With a material list including “graphite, reclaimed exhaust hose, soot, food matter, vegetable oil, hand ground Cochineal insects and tri-directional foil,” you know you’re dealing with a special kind of artist.
Harold Mendez is a writer and no doubt an avid reader, and an artist working across several visual media. His conceptually driven work draws from Beckett, Basquiat, Simone de Beauvior and on, and on and on. Fascinated by narrative construction, Mendez is a text-heavy artist who gives titles to his works that are both loaded and vague. The exhibition, titled “But I Sound Better Since You Cut My Throat,” incorporates diverse techniques and materials, but all evince a dark, ambiguous spirit. Eerie pinhole photographs hum with deep blacks, lens flares, sparks and shadows. A couple of large-scale, mostly monochrome mixed-media pieces hang on the walls and a chunky, prehistoric-looking sculpture sits on the floor in the main gallery. It’s the piece with the hand ground Cochineal insects.
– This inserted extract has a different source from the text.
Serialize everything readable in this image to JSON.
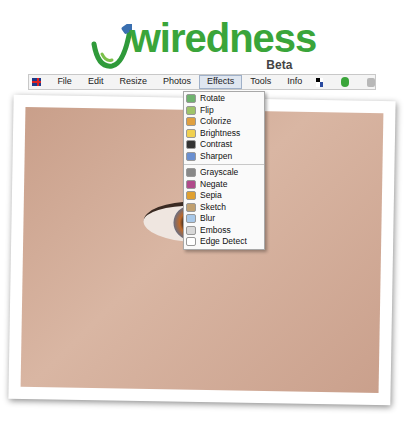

The presence of heat is suggested through an obscured figure drawn, or rather, reductively un-drawn in soot, as the residue of flame on a human-sized glass panel and leaned against a wall. On an adjacent wall, heat is again evidenced by burnt grease residue on what looks like the foil from a reheated slice of pizza, and turns out to be from the artist’s mother’s stove. It has been delicately incorporated into a vellum and tracing-paper composition titled “And why not also in the self, the odd blocks, all lost and left.” It was created over the course of four years.
Individually, Mendez’s works are challenging, but when ingested together, and as a whole, they are stunning. Like memories, they’re elusive, fragmented, slippery and anti-climactic. There’s a spark in them but it’s hard to start a fire. His art-historical references seem to pick up starting somewhere around Duchamp and draw through the contemporary conceptualist movement into today. This show left me feeling around in the dark. Luckily, Threewalls is offering plenty of contextualization over the course of the exhibition, with a lecture by poet and author Fred Moten on March 13 and a lecture/performance by Mendez on April 10. (Kelly Reaves)
Through April 12 at Threewalls, 119 North Peoria.